The Patriots are right back where this season really began, the AFC Championship game.
It was last season's gut-wrenching 38-34 AFC title game loss to the Indianapolis Colts that served as the impetus for the creation of Patriots version 2.0, a team built to defeat the high-scoring Colts at their own game, except that now it won't have to in order to reach the Super Bowl.
Instead of a playoff rematch with Peyton Manning and Co., the Patriots find a more recent rival, the San Diego Chargers, making the trip to Foxborough to play for the AFC championship.
The Chargers stunned the Colts, 28-24, yesterday at the RCA Dome, scoring the winning points on a drive led by backup quarterback Billy Volek, and rendering moot the inevitable Brady-Manning and Belichick-Dungy debates.
Regardless of the opponent, the Patriots' focus remains on erasing the bad memories of last year's AFC title tilt by winning this one.
"We've put in a lot of hard work and effort and we've played a lot of football games to get to the exact same point that we were at last year," said coach Bill Belichick. "You just don't play the game that we played in last year and then show up and play another one.
"You've got to play. You've got to earn a lot along the way to get to that point and we've done that and with all that work and all that effort. Whatever we've done to get to this point now we're at the same point we were last year, and I think the big thing now is that we understand what we have to do going forward. Hopefully, we'll be able to do better this time."
To reach this point, the top-seeded and undefeated Patriots overwhelmed the Jacksonville Jaguars, 31-20, Saturday night at Gillette Stadium.
In their path stands a San Diego team that is playing nothing like the shell-shocked group that was shellacked by the Patriots, 38-14, in Week 2. Riding the emotional wave in the wake of Videogate, New England jumped out to a 24-0 lead, turning a primetime showdown into an embarrassing rout.
But that was gridiron eons ago, when freakishly athletic cornerback Antonio Cromartie, who led the NFL with 10 interceptions, was not even a starter. New coach Norv Turner was trying to figure out how to utilize LaDainian Tomlinson, who ended up leading the NFL in rushing with 1,474 yards. Wide receiver Chris Chambers, who was acquired via trade in October, was still a member of the Miami Dolphins, and linebacker Shawne Merriman and his mates were adjusting to new defensive coordinator Ted Cottrell.
"Well, a lot has happened since then, and I think we'll definitely start all over on the preparations with them, just almost like it's a new team," said Belichick. "Then look back at some of the things we had back in September, but that was such a long time ago, and I think the most important thing for us to focus on is what the Chargers have done in the last couple of months."
All the Patriots (17-0) have done the last couple of months is win, but that doesn't deter the chatty Chargers, who usually talk about as good a game as they play.
"Seventeen have tried and it hasn't happened," said Rivers, who suffered a right knee injury against the Colts in the third quarter, joining Tomlinson, who bruised his left knee in the first half, on the sideline. "We think it can happen."

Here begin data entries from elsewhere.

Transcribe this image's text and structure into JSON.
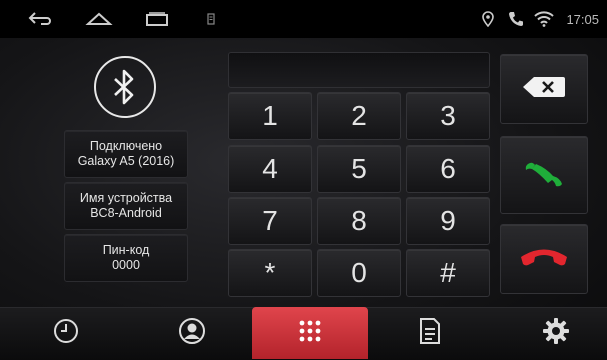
{
  "statusbar": {
    "time": "17:05",
    "icons": [
      "back-icon",
      "home-icon",
      "recents-icon",
      "notification-icon",
      "location-icon",
      "phone-icon",
      "wifi-icon"
    ]
  },
  "bluetooth": {
    "icon": "bluetooth-icon",
    "connection_status": "Подключено",
    "connected_device": "Galaxy A5 (2016)",
    "device_name_label": "Имя устройства",
    "device_name_value": "BC8-Android",
    "pin_label": "Пин-код",
    "pin_value": "0000"
  },
  "dialer": {
    "display_value": "",
    "keys": [
      "1",
      "2",
      "3",
      "4",
      "5",
      "6",
      "7",
      "8",
      "9",
      "*",
      "0",
      "#"
    ],
    "backspace_icon": "backspace-icon",
    "call_icon": "call-accept-icon",
    "hangup_icon": "call-end-icon",
    "accept_color": "#1fae3a",
    "hangup_color": "#e3262e"
  },
  "tabs": [
    {
      "icon": "call-history-icon"
    },
    {
      "icon": "contacts-icon"
    },
    {
      "icon": "dialpad-icon",
      "active": true
    },
    {
      "icon": "messages-icon"
    },
    {
      "icon": "settings-icon"
    }
  ],
  "accent_color": "#d8353d"
}
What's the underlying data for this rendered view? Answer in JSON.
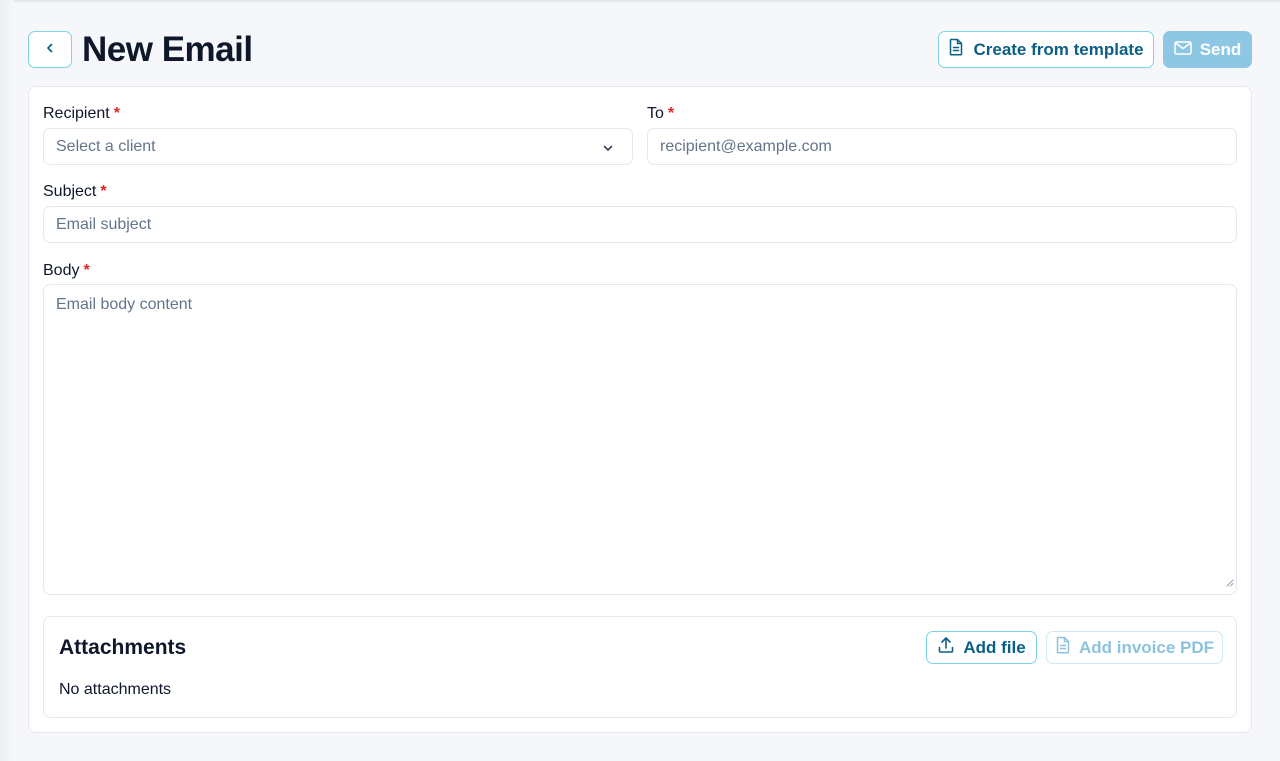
{
  "header": {
    "title": "New Email",
    "back_icon": "chevron-left-icon",
    "template_button": {
      "label": "Create from template",
      "icon": "document-icon"
    },
    "send_button": {
      "label": "Send",
      "icon": "mail-icon",
      "disabled": true
    }
  },
  "form": {
    "recipient": {
      "label": "Recipient",
      "required_mark": "*",
      "placeholder": "Select a client",
      "icon": "chevron-down-icon"
    },
    "to": {
      "label": "To",
      "required_mark": "*",
      "placeholder": "recipient@example.com"
    },
    "subject": {
      "label": "Subject",
      "required_mark": "*",
      "placeholder": "Email subject"
    },
    "body": {
      "label": "Body",
      "required_mark": "*",
      "placeholder": "Email body content"
    }
  },
  "attachments": {
    "title": "Attachments",
    "empty_text": "No attachments",
    "add_file_button": {
      "label": "Add file",
      "icon": "upload-icon"
    },
    "add_invoice_button": {
      "label": "Add invoice PDF",
      "icon": "document-icon",
      "disabled": true
    }
  },
  "colors": {
    "accent": "#0b5f86",
    "accent_border": "#7dd3e8",
    "send_disabled_bg": "#8ec7e3",
    "required": "#dc2626",
    "background": "#f5f7fa"
  }
}
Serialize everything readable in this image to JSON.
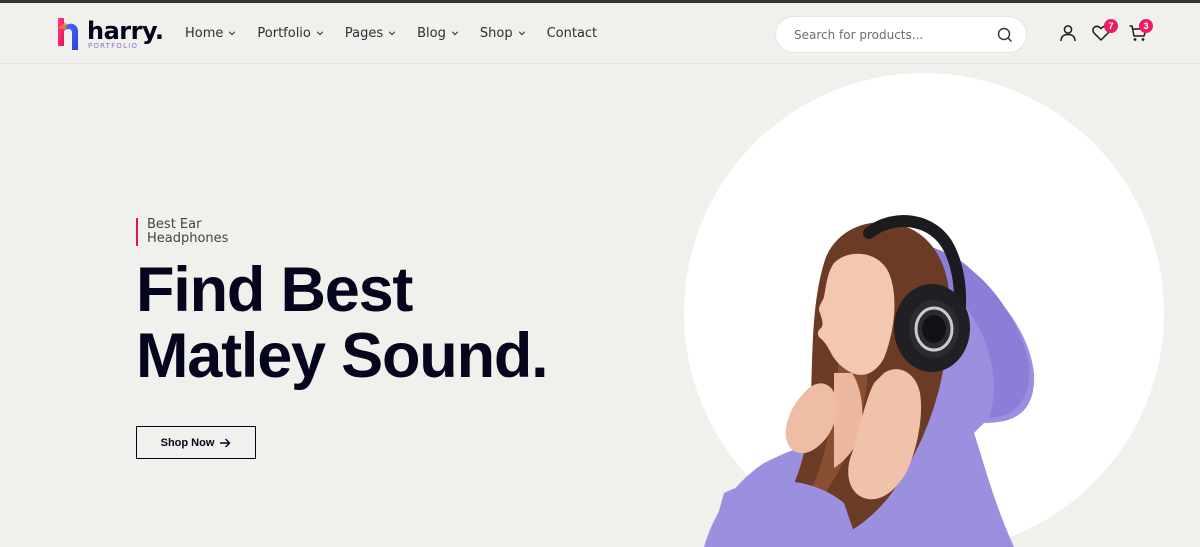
{
  "brand": {
    "name": "harry.",
    "tagline": "PORTFOLIO",
    "colors": {
      "pink": "#e8105b",
      "blue": "#3a5bff",
      "purple": "#8f6fd6"
    }
  },
  "nav": {
    "items": [
      {
        "label": "Home",
        "has_dropdown": true
      },
      {
        "label": "Portfolio",
        "has_dropdown": true
      },
      {
        "label": "Pages",
        "has_dropdown": true
      },
      {
        "label": "Blog",
        "has_dropdown": true
      },
      {
        "label": "Shop",
        "has_dropdown": true
      },
      {
        "label": "Contact",
        "has_dropdown": false
      }
    ]
  },
  "search": {
    "placeholder": "Search for products...",
    "icon": "search-icon"
  },
  "header_actions": {
    "user_icon": "user-icon",
    "wishlist": {
      "icon": "heart-icon",
      "count": "7"
    },
    "cart": {
      "icon": "cart-icon",
      "count": "3"
    }
  },
  "hero": {
    "subtitle_line1": "Best Ear",
    "subtitle_line2": "Headphones",
    "title_line1": "Find Best",
    "title_line2": "Matley Sound.",
    "cta_label": "Shop Now",
    "cta_icon": "arrow-right-icon",
    "image": "woman-wearing-headphones-in-purple-hoodie"
  },
  "colors": {
    "background": "#f0f0ec",
    "text_dark": "#03041c",
    "badge": "#ed1c65",
    "hoodie": "#9b8fe0"
  }
}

Like the Colts, the Chargers have some memorable playoff history with the Patriots.
San Diego was the top seed in the AFC playoffs last year and had New England on the ropes in the divisional round before the Patriots snatched victory from the jaws of defeat, or more accurately Troy Brown snatched the ball from San Diego safety Marlon McCree, who had made what seemed like a season-ending interception.

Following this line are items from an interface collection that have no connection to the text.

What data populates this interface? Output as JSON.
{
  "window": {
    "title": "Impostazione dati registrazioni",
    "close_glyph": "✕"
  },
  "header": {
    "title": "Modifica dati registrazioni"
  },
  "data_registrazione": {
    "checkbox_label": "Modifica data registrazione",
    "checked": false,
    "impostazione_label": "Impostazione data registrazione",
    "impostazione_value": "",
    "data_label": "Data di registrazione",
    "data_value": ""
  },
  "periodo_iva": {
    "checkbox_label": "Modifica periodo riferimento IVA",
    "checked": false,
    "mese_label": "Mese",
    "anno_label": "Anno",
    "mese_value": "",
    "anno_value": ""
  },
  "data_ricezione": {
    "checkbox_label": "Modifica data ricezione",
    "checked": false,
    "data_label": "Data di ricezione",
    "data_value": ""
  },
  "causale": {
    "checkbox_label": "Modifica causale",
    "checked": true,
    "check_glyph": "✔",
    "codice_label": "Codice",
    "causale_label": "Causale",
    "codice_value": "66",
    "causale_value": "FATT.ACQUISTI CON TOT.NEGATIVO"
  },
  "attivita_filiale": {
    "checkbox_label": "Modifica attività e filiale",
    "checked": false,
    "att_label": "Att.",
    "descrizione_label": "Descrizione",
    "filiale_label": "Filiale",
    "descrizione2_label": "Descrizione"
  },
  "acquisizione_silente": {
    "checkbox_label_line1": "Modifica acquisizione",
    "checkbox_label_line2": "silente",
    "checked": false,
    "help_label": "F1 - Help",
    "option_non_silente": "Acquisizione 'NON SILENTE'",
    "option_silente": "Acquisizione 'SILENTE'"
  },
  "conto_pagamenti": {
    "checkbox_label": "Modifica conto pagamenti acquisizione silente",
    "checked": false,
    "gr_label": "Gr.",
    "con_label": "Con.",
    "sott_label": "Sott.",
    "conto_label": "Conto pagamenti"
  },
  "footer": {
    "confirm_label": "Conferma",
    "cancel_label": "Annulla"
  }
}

Given a second chance, Tom Brady hit Reche Caldwell with a 4-yard touchdown pass and Kevin Faulk's 2-point conversion rush tied the game with 4:36 left. The Patriots won it, 24-21, on Stephen Gostkowski's 31-yard field goal with 1:10 left. Then a few of them mocked Merriman's "Lights Out" dance, leading to some bad blood between the teams.

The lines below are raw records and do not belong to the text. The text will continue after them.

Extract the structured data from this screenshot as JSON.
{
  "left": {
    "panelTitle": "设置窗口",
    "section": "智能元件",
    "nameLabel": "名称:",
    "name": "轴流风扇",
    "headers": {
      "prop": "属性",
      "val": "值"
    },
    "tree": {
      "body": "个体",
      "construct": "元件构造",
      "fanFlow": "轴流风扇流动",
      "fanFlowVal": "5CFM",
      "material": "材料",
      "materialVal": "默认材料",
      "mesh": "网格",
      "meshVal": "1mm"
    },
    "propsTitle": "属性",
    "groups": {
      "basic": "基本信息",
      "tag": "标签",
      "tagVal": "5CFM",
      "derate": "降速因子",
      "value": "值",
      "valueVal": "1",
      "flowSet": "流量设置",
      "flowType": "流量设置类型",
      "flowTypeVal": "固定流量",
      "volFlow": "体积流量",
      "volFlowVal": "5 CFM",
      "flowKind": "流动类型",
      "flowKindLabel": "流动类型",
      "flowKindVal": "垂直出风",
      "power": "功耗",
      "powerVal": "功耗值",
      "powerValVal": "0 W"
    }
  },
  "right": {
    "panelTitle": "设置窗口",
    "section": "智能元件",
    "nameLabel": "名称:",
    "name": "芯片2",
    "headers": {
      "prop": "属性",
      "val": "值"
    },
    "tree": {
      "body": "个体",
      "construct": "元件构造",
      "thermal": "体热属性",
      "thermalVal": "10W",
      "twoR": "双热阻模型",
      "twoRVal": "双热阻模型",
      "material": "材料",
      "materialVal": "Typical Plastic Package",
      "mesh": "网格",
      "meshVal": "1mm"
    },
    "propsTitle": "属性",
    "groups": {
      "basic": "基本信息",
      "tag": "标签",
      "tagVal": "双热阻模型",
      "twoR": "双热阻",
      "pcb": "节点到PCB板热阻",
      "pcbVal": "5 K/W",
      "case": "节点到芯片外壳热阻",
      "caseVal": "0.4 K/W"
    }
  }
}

But the Patriots have plenty of past playoff motivation, too.
"You know, it's a hard road for us to climb," said wide receiver Randy Moss, who will be seeking his first trip to the Super Bowl. "You know, we are just going to keep chipping away at it. We've got a great group of guys here, and I think they know, as far as what happened to last year's team in the AFC Championship, I think these guys, the team is very, very focused to really not let something like that slip again."
That's coming from someone who wasn't even part of last year's indelible debacle in Indy.
"Our whole season is at stake, so is theirs," said Belichick. "It's a one-game season. One team moves on. One team goes home, so I don't think anything that's happened in the past really has all that much bearing on it. Whichever team performs the best on Sunday, that's the team that's moving on. We all know that and that's plenty right there."
Material from the Associated Press was used in this report.